ABOUT THIS TASK: From the listing, collect all lines containing the word "price".

MATERIAL SUPPLIED:
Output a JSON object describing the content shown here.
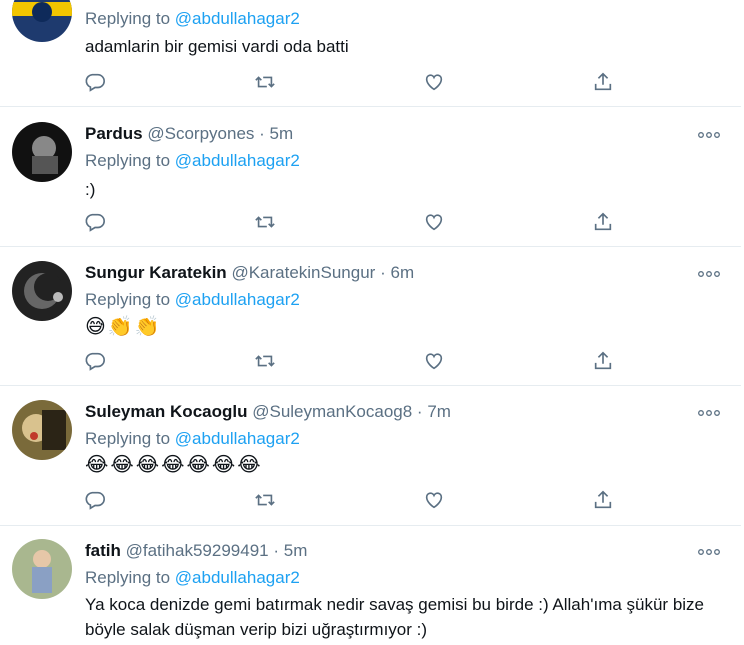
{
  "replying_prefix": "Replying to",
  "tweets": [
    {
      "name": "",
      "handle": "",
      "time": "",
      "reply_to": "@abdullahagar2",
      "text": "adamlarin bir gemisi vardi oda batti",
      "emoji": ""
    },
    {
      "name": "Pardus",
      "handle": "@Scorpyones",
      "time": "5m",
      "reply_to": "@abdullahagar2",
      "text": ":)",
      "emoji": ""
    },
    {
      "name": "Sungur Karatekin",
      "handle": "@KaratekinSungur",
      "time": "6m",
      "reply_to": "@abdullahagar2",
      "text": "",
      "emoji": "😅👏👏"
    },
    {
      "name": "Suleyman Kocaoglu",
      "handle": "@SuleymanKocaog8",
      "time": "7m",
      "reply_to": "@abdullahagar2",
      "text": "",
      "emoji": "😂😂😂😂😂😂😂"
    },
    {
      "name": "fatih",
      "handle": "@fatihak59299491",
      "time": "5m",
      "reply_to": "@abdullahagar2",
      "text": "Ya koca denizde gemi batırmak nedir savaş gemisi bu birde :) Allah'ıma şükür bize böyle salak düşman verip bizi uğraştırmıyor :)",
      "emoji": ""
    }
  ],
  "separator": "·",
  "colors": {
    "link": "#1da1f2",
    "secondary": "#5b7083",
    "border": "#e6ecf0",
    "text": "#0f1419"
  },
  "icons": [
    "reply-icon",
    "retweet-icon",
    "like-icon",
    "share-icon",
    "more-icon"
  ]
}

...

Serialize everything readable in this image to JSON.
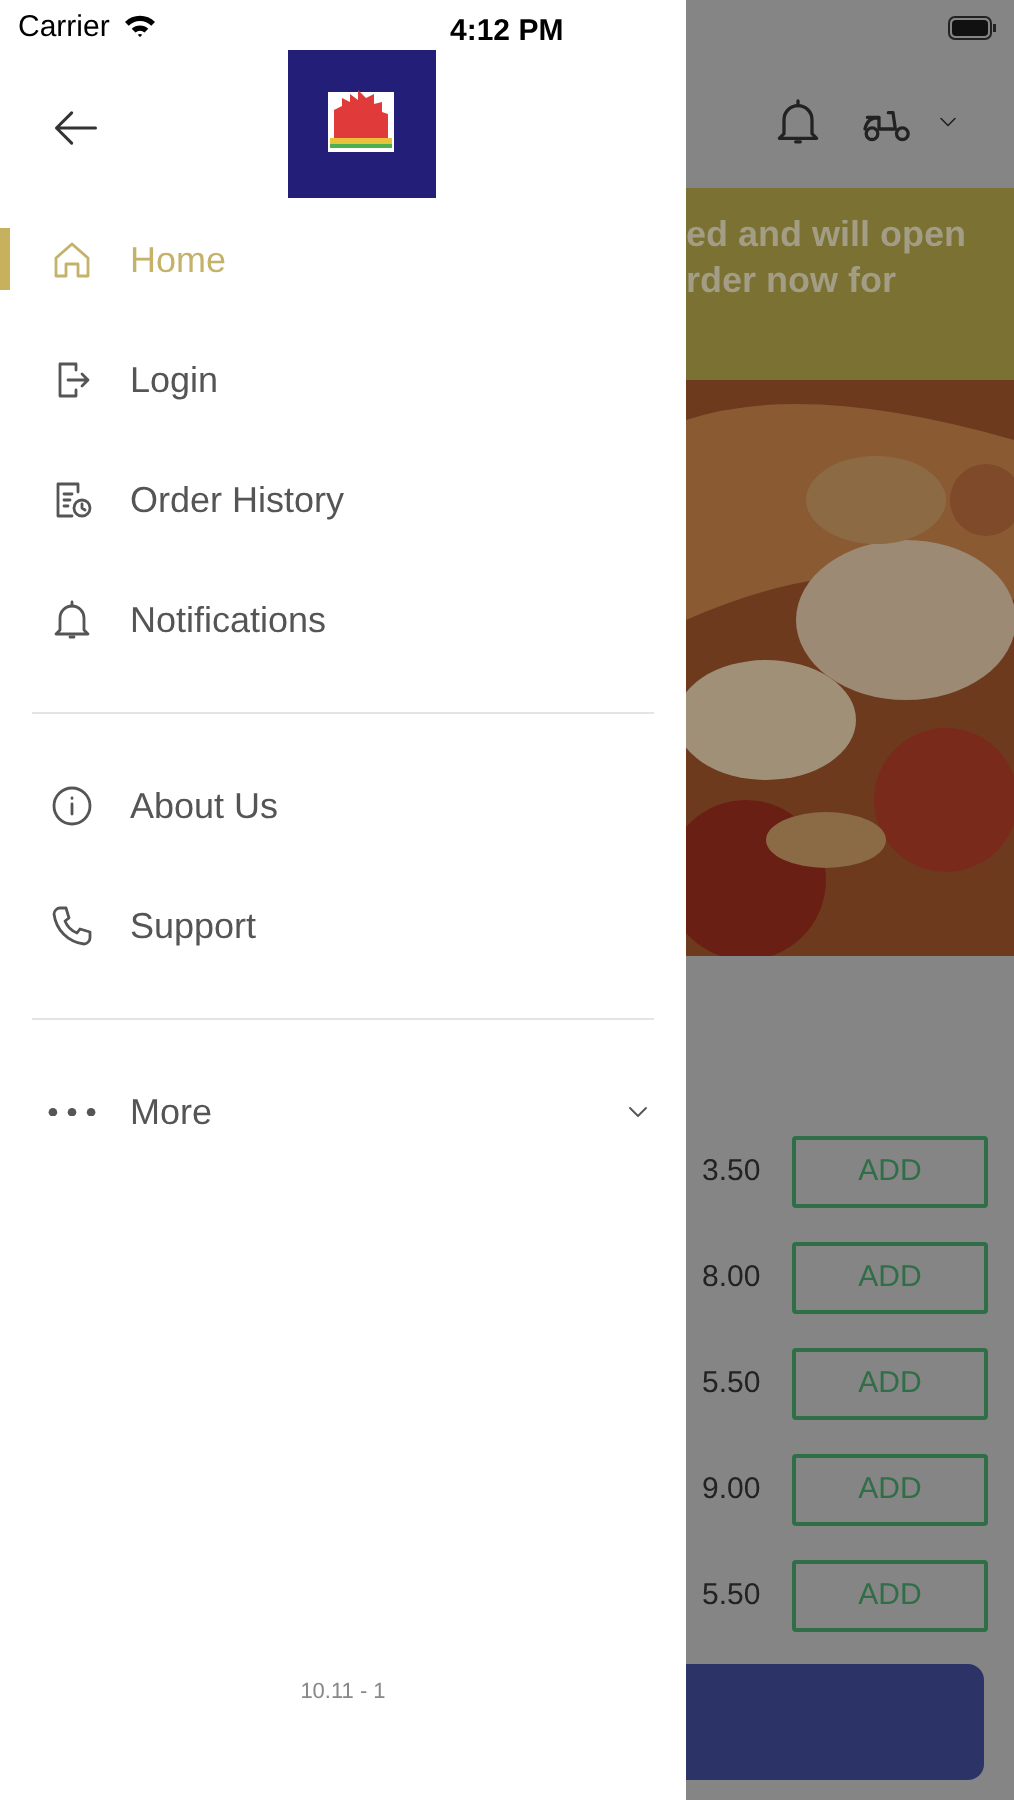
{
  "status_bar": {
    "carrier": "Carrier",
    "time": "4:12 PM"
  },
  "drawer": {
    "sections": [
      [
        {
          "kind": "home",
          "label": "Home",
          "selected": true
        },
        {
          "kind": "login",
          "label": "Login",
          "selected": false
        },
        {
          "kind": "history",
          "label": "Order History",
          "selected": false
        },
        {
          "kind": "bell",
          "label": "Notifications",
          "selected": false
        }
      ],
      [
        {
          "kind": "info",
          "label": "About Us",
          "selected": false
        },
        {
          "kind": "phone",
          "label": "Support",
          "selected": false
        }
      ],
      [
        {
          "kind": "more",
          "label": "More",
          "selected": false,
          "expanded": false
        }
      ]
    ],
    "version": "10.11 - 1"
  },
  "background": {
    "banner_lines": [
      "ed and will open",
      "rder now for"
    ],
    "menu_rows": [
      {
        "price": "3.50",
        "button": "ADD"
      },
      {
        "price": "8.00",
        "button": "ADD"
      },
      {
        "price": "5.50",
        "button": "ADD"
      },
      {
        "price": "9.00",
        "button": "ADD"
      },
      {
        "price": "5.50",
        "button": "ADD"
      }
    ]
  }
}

ANSWER TO THIS TASK:
        "price": "3.50",
        "price": "8.00",
        "price": "5.50",
        "price": "9.00",
        "price": "5.50",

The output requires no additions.